Financial repression is here and may be helpful

January 9, 2012 at 14:50


“The existence of civilisation presupposes the repression of powerful instinctual urges.” The words are from Sigmund Freud’s “Civilisation and its Discontents.” The father of psychoanalysis was not concerned with the discontents of investors, but his insight might be applicable to the instinctive urge to maximise profits. Sometimes a little financial repression can help make the economy more civilised.

Financial repression is the name economists give to the various ways that governments encourage or force investors to buy sovereign debt at unattractive prices. Economists Carmen Reinhart and M. Belen Sbrancia have identified three varieties: First, caps on interest rates keep down government borrowing costs. Second, rules that encourage the purchase of government bonds artificially increase demand. These include limits on cross-border capital flows and requirements that banks and insurers hold large quantities of supposedly risk-free government paper. Finally, governments can take direct control of investment by financial intermediaries. Hungary’s recently-nationalised pension funds are increasing their investment in government debt.

All these techniques allow governments to borrow at a lower cost and in larger quantities than they could in a totally free market. With a little help from inflation, governments can even pay back less than they borrow in real terms. Reinhart and Sbrancia calculate that the average real short-term interest rate paid by U.S. government between 1945 and 1980 was -3.5 percent.

In economic terms, such negative rates are the equivalent of a default. But while absolute non-payment wreaks havoc on the financial system — the great lesson of the Great Depression — banks and other leveraged institutions have less trouble dealing with the erosion of value through financial repression. And at least in some countries, many citizens seem to prefer to pay the government through hard-to-calculate losses in the financial system than through quite visible taxes.

The modern history of financial repression has three chapters. The first lasted as long as the Bretton Woods agreements, which were signed at the end of the Second World War and collapsed in the early 1970s. Capital controls were the norm and repression was rife. So was civilisation — many nations enjoyed two decades of low inflation, low unemployment, and rapid GDP growth. But in some countries financial repression brought more pain than gain. Argentines, for example, were unhappy about the government’s real interest rate, which Reinhart and Sbrancia calculate at -16 percent.

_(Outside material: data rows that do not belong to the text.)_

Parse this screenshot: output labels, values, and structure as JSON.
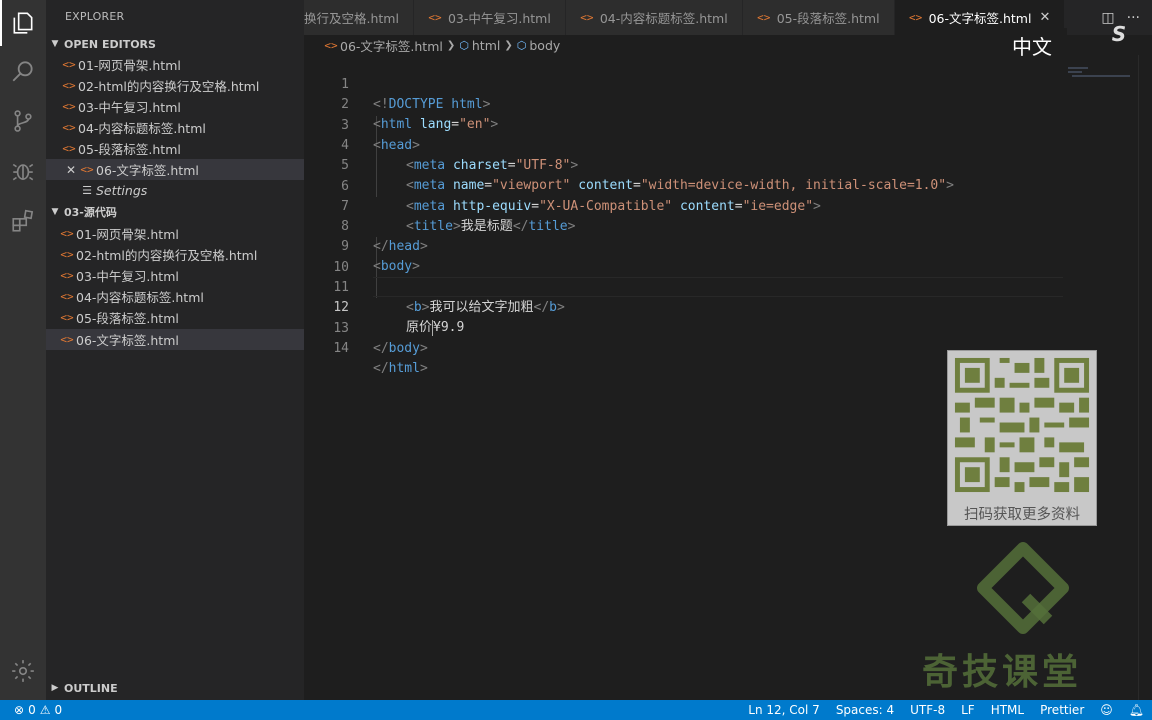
{
  "sidebar": {
    "title": "EXPLORER",
    "open_editors_header": "OPEN EDITORS",
    "open_editors": [
      {
        "label": "01-网页骨架.html"
      },
      {
        "label": "02-html的内容换行及空格.html"
      },
      {
        "label": "03-中午复习.html"
      },
      {
        "label": "04-内容标题标签.html"
      },
      {
        "label": "05-段落标签.html"
      },
      {
        "label": "06-文字标签.html"
      },
      {
        "label": "Settings"
      }
    ],
    "folder_header": "03-源代码",
    "folder_files": [
      {
        "label": "01-网页骨架.html"
      },
      {
        "label": "02-html的内容换行及空格.html"
      },
      {
        "label": "03-中午复习.html"
      },
      {
        "label": "04-内容标题标签.html"
      },
      {
        "label": "05-段落标签.html"
      },
      {
        "label": "06-文字标签.html"
      }
    ],
    "outline_header": "OUTLINE"
  },
  "tabs": [
    {
      "label": "换行及空格.html"
    },
    {
      "label": "03-中午复习.html"
    },
    {
      "label": "04-内容标题标签.html"
    },
    {
      "label": "05-段落标签.html"
    },
    {
      "label": "06-文字标签.html"
    }
  ],
  "breadcrumb": {
    "file": "06-文字标签.html",
    "crumb1": "html",
    "crumb2": "body"
  },
  "editor": {
    "line_numbers": [
      "1",
      "2",
      "3",
      "4",
      "5",
      "6",
      "7",
      "8",
      "9",
      "10",
      "11",
      "12",
      "13",
      "14"
    ],
    "l1": {
      "open": "<!",
      "tag": "DOCTYPE",
      "sp": " ",
      "attr": "html",
      "close": ">"
    },
    "l2": {
      "open": "<",
      "tag": "html",
      "attr": " lang",
      "eq": "=",
      "val": "\"en\"",
      "close": ">"
    },
    "l3": {
      "open": "<",
      "tag": "head",
      "close": ">"
    },
    "l4": {
      "open": "<",
      "tag": "meta",
      "attr": " charset",
      "eq": "=",
      "val": "\"UTF-8\"",
      "close": ">"
    },
    "l5": {
      "open": "<",
      "tag": "meta",
      "attr1": " name",
      "eq1": "=",
      "val1": "\"viewport\"",
      "attr2": " content",
      "eq2": "=",
      "val2": "\"width=device-width, initial-scale=1.0\"",
      "close": ">"
    },
    "l6": {
      "open": "<",
      "tag": "meta",
      "attr1": " http-equiv",
      "eq1": "=",
      "val1": "\"X-UA-Compatible\"",
      "attr2": " content",
      "eq2": "=",
      "val2": "\"ie=edge\"",
      "close": ">"
    },
    "l7": {
      "open": "<",
      "tag": "title",
      "close": ">",
      "text": "我是标题",
      "open2": "</",
      "tag2": "title",
      "close2": ">"
    },
    "l8": {
      "open": "</",
      "tag": "head",
      "close": ">"
    },
    "l9": {
      "open": "<",
      "tag": "body",
      "close": ">"
    },
    "l11": {
      "open": "<",
      "tag": "b",
      "close": ">",
      "text": "我可以给文字加粗",
      "open2": "</",
      "tag2": "b",
      "close2": ">"
    },
    "l12": {
      "text1": "原价",
      "text2": "¥9.9"
    },
    "l13": {
      "open": "</",
      "tag": "body",
      "close": ">"
    },
    "l14": {
      "open": "</",
      "tag": "html",
      "close": ">"
    }
  },
  "status": {
    "errors": "0",
    "warnings": "0",
    "position": "Ln 12, Col 7",
    "spaces": "Spaces: 4",
    "encoding": "UTF-8",
    "eol": "LF",
    "language": "HTML",
    "formatter": "Prettier"
  },
  "overlay": {
    "lang_badge": "中文",
    "qr_caption": "扫码获取更多资料",
    "watermark": "奇技课堂"
  },
  "colors": {
    "accent": "#007acc",
    "tag": "#569cd6",
    "attribute": "#9cdcfe",
    "string": "#ce9178",
    "html_file_icon": "#e37933"
  }
}
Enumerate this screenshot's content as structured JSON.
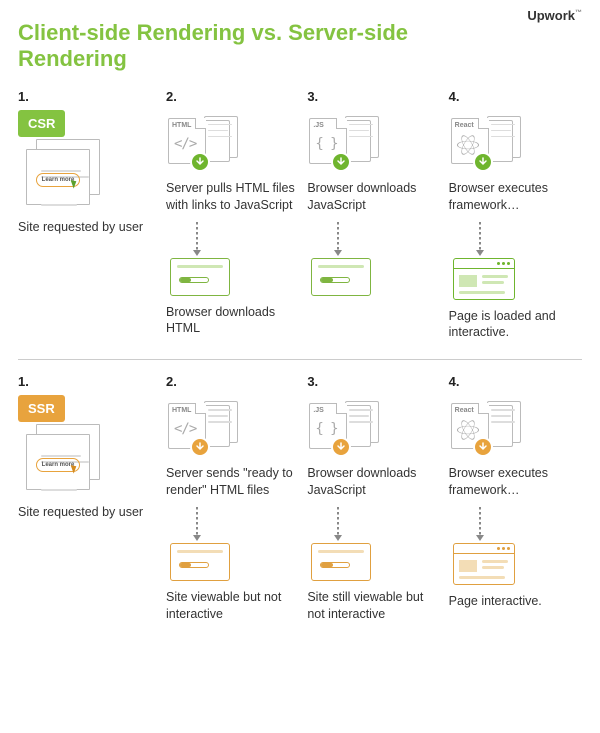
{
  "brand": {
    "name": "Upwork",
    "trademark": "™"
  },
  "title": "Client-side Rendering vs. Server-side Rendering",
  "learn_more": "Learn more",
  "file_labels": {
    "html": "HTML",
    "js": ".JS",
    "react": "React"
  },
  "csr": {
    "badge": "CSR",
    "steps": [
      {
        "num": "1.",
        "caption": "Site requested by user"
      },
      {
        "num": "2.",
        "caption_top": "Server pulls HTML files with links to JavaScript",
        "caption_bottom": "Browser downloads HTML"
      },
      {
        "num": "3.",
        "caption_top": "Browser downloads JavaScript",
        "caption_bottom": ""
      },
      {
        "num": "4.",
        "caption_top": "Browser executes framework…",
        "caption_bottom": "Page is loaded and interactive."
      }
    ]
  },
  "ssr": {
    "badge": "SSR",
    "steps": [
      {
        "num": "1.",
        "caption": "Site requested by user"
      },
      {
        "num": "2.",
        "caption_top": "Server sends \"ready to render\" HTML files",
        "caption_bottom": "Site viewable but not interactive"
      },
      {
        "num": "3.",
        "caption_top": "Browser downloads JavaScript",
        "caption_bottom": "Site still viewable but not interactive"
      },
      {
        "num": "4.",
        "caption_top": "Browser executes framework…",
        "caption_bottom": "Page interactive."
      }
    ]
  },
  "colors": {
    "green": "#84c341",
    "orange": "#e8a33d"
  }
}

The second chapter began when the 1960s spirit of individual freedom hit the financial world. It took a while, but from 1980 onwards, government controls on rates and investment strategies were considered suspect. A financial Freud could have predicted the result. The instinct of blind greed triumphed over reason. It all ended in a global financial crisis.

The third chapter, which is just beginning, promises more repression. The renewal is hidden by the legacy of the years of financial freedom. Central banks and regulators are reluctant to follow politicians’ orders. Capital controls are still considered anathema in most countries. When the president of France recently recommended that euro zone banks use cheap funds from the European Central Bank to buy government bonds, he was slammed.

But governments still call most of the shots. So repression is blooming, just under new names and with some interesting excuses. The central bankers who set negative real overnight rates in Europe and the United States may believe they are promoting growth, but the effect is to lower government borrowing costs. Investors cannot escape. Real rates are low almost everywhere and regulators will not allow too many bets on higher-yielding alternatives.

Similarly, when central banks buy government debt with newly printed money or when prudential regulators require banks to hold larger buffers of liquid government debt, they artificially increase demand — and depress yields. More traditional direct techniques of repression may also be making a comeback. Italy has recently seen a campaign for patriotic bond-buying.

Such artifices may appal devotees of totally free financial markets, but they are less damaging than more natural alternatives. Government defaults are disastrous and more fiscal austerity might spark another recession. Investors should hesitate before complaining about meagre yields in the new era. Financial repression could even have a civilising influence.